Research has now linked spankings in childhood to mental health issues in adulthood.
So that explains it. My friend sent me this link about a research study published by the American Pediatrics Association that examined 34,000 adults and the longterm effects of spanking and other forms of physical punishment. Apparently, it’s not good.
According to the results, as much as 7 percent of adult mental illness may be attributable to childhood physical punishment. Spanking “ups the risk of major depression by 41 percent, alcohol and drug abuse by 59 percent, and mania by 93 percent, among other findings.”
“Harsh physical punishment was associated with increased odds of mood disorders, anxiety disorders, alcohol and drug abuse/dependence, and several personality disorders.”
Note the use of the adjective “harsh,” which is defined as more than just a smack on the bottom. Harsh would be defined as pushing, grabbing, shoving, slapping, hitting.
I was spanked as a child. Many of my generation were, thanks to the belief that sparing the rod spoiled the child. Based on that theory, we were a humble lot. My mother was prone to trigger-hair temper flareups, which often lead to me being chased around the house with a large spoon or being raged at. I never recall her spanking me, but those dressing downs were enough.

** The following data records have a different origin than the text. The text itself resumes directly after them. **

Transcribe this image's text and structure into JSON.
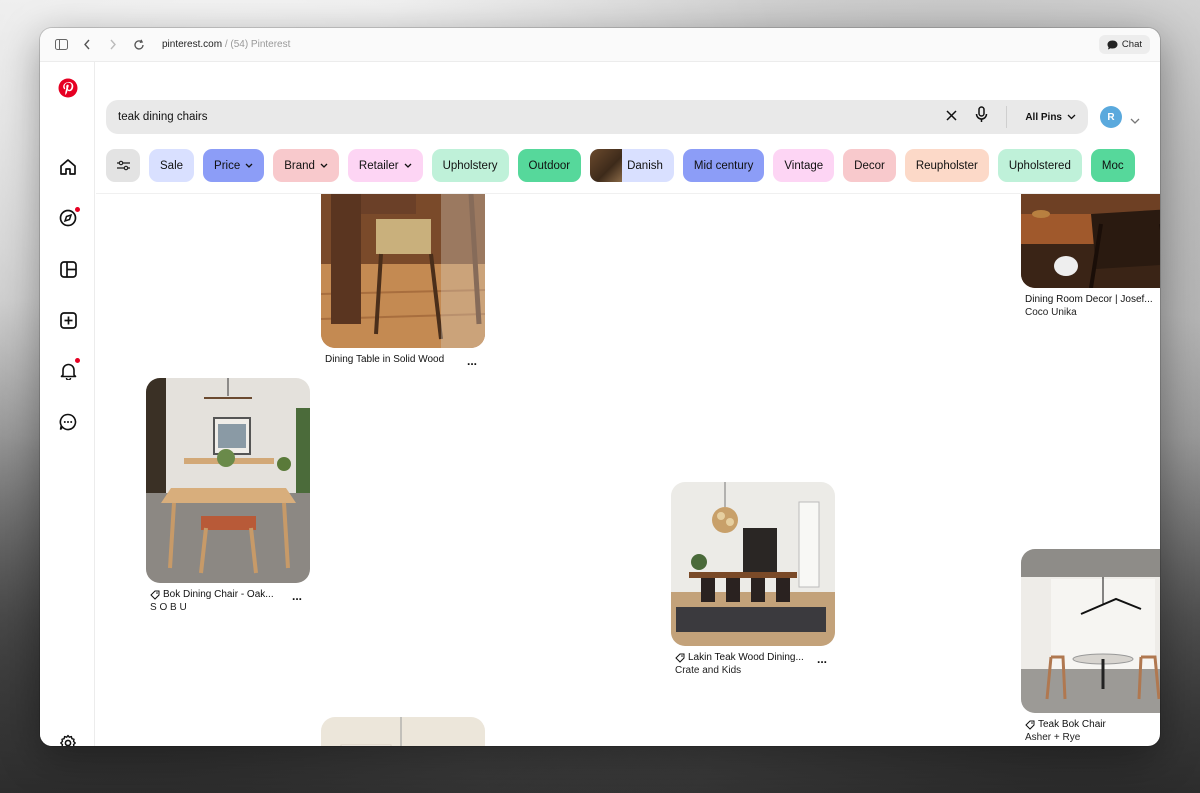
{
  "browser": {
    "url_domain": "pinterest.com",
    "url_separator": "/",
    "page_title": "(54) Pinterest",
    "chat_label": "Chat"
  },
  "search": {
    "query": "teak dining chairs",
    "scope_label": "All Pins"
  },
  "account": {
    "initial": "R"
  },
  "chips": [
    {
      "label": "Sale",
      "color": "#d9e0ff",
      "dropdown": false
    },
    {
      "label": "Price",
      "color": "#8c9df7",
      "dropdown": true
    },
    {
      "label": "Brand",
      "color": "#f8c9cc",
      "dropdown": true
    },
    {
      "label": "Retailer",
      "color": "#fdd5f4",
      "dropdown": true
    },
    {
      "label": "Upholstery",
      "color": "#bff1d9",
      "dropdown": false
    },
    {
      "label": "Outdoor",
      "color": "#56d89b",
      "dropdown": false
    },
    {
      "label": "Danish",
      "color": "#d9e0ff",
      "dropdown": false,
      "thumb": true
    },
    {
      "label": "Mid century",
      "color": "#8c9df7",
      "dropdown": false
    },
    {
      "label": "Vintage",
      "color": "#fdd5f4",
      "dropdown": false
    },
    {
      "label": "Decor",
      "color": "#f8c9cc",
      "dropdown": false
    },
    {
      "label": "Reupholster",
      "color": "#fcd9c8",
      "dropdown": false
    },
    {
      "label": "Upholstered",
      "color": "#bff1d9",
      "dropdown": false
    },
    {
      "label": "Moc",
      "color": "#56d89b",
      "dropdown": false
    }
  ],
  "pins": [
    {
      "title": "Dining Table in Solid Wood",
      "subtitle": "",
      "tagged": false
    },
    {
      "title": "Dining Room Decor | Josef...",
      "subtitle": "Coco Unika",
      "tagged": false
    },
    {
      "title": "Bok Dining Chair - Oak...",
      "subtitle": "S O B U",
      "tagged": true
    },
    {
      "title": "Lakin Teak Wood Dining...",
      "subtitle": "Crate and Kids",
      "tagged": true
    },
    {
      "title": "Teak Bok Chair",
      "subtitle": "Asher + Rye",
      "tagged": true
    }
  ],
  "more_label": "..."
}
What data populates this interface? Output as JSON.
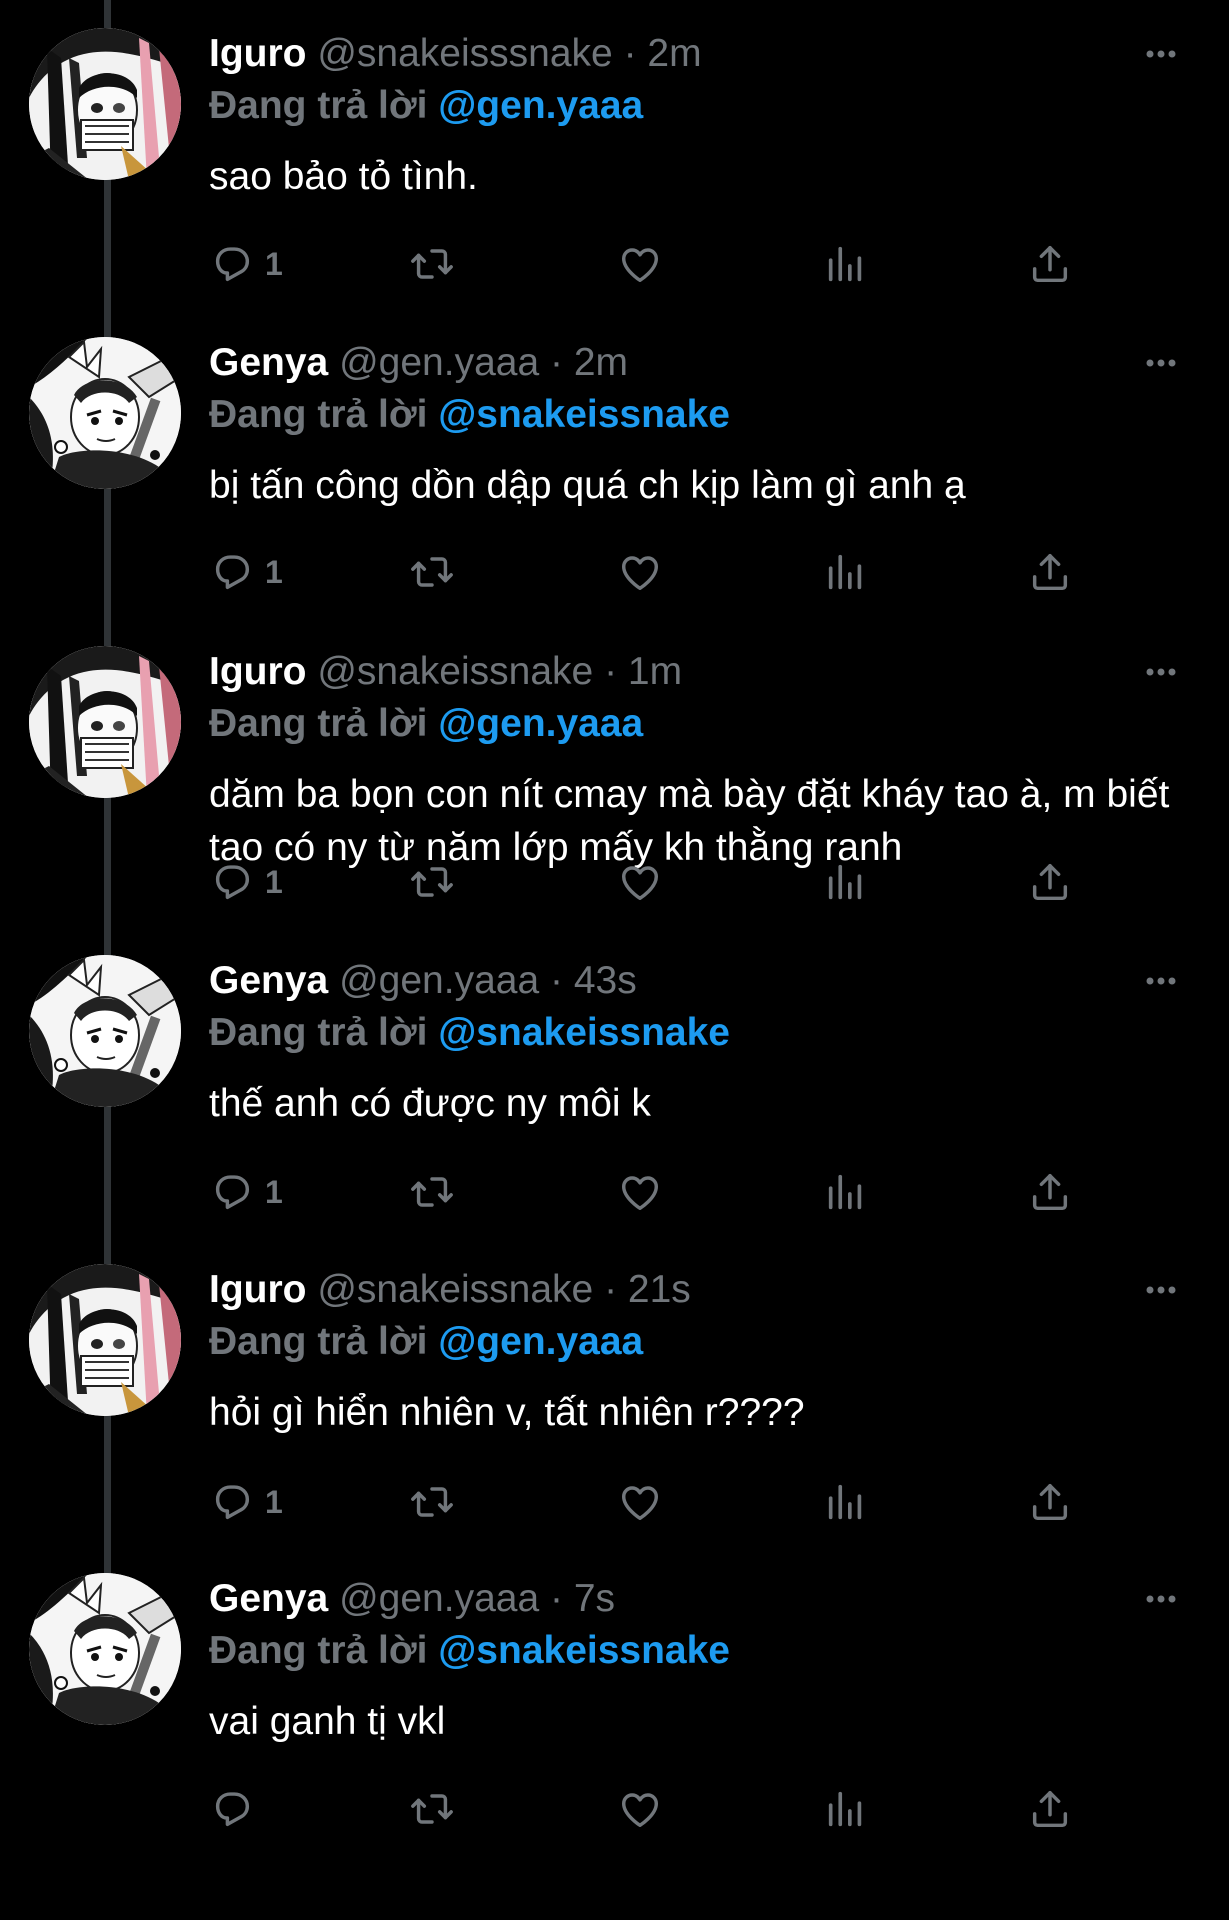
{
  "colors": {
    "background": "#000000",
    "text": "#ffffff",
    "secondary": "#71767b",
    "accent": "#1d9bf0",
    "thread_line": "#2f3336"
  },
  "tweets": [
    {
      "name": "Iguro",
      "handle": "@snakeisssnake",
      "separator": "·",
      "time": "2m",
      "reply_prefix": "Đang trả lời",
      "reply_to": "@gen.yaaa",
      "text": "sao bảo tỏ tình.",
      "reply_count": "1",
      "avatar": "iguro-avatar"
    },
    {
      "name": "Genya",
      "handle": "@gen.yaaa",
      "separator": "·",
      "time": "2m",
      "reply_prefix": "Đang trả lời",
      "reply_to": "@snakeissnake",
      "text": "bị tấn công dồn dập quá ch kịp làm gì anh ạ",
      "reply_count": "1",
      "avatar": "genya-avatar"
    },
    {
      "name": "Iguro",
      "handle": "@snakeissnake",
      "separator": "·",
      "time": "1m",
      "reply_prefix": "Đang trả lời",
      "reply_to": "@gen.yaaa",
      "text": "dăm ba bọn con nít cmay mà bày đặt kháy tao à, m biết tao có ny từ năm lớp mấy kh thằng ranh",
      "reply_count": "1",
      "avatar": "iguro-avatar"
    },
    {
      "name": "Genya",
      "handle": "@gen.yaaa",
      "separator": "·",
      "time": "43s",
      "reply_prefix": "Đang trả lời",
      "reply_to": "@snakeissnake",
      "text": "thế anh có được ny môi k",
      "reply_count": "1",
      "avatar": "genya-avatar"
    },
    {
      "name": "Iguro",
      "handle": "@snakeissnake",
      "separator": "·",
      "time": "21s",
      "reply_prefix": "Đang trả lời",
      "reply_to": "@gen.yaaa",
      "text": "hỏi gì hiển nhiên v, tất nhiên r????",
      "reply_count": "1",
      "avatar": "iguro-avatar"
    },
    {
      "name": "Genya",
      "handle": "@gen.yaaa",
      "separator": "·",
      "time": "7s",
      "reply_prefix": "Đang trả lời",
      "reply_to": "@snakeissnake",
      "text": "vai ganh tị vkl",
      "reply_count": "",
      "avatar": "genya-avatar"
    }
  ]
}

My father, the official enforcer, was much more calculated in doling out his corporal punishment. He had a long-handled, shoe polishing brush with stiff horsehair bristles. Its home was the linen closet in the pink bathroom, next to various hues of thick-packed polish. “The Brush” could strike fear by mere mention of its moniker. When it was deemed that one of us misbehaved, which was pretty much all the time, he would calmly ask another sibling to fetch “The Brush.” That was the scariest part. Oftentimes, punishment was meted out at bedtime, we would be in bed. He would ask the offender to roll over on his or her tummy, and if we didn’t, he had the largest hands in the world, and would easily slip them around our ankles, and flip us swiftly over and, with staccato swats, rap us three or four times. And then kiss us good night.
It was not out of anger, but duty. Oddly, I almost took pity on him.
Years later, I don’t suffer from depression, but I can tell you, I have a hard time polishing my shoes.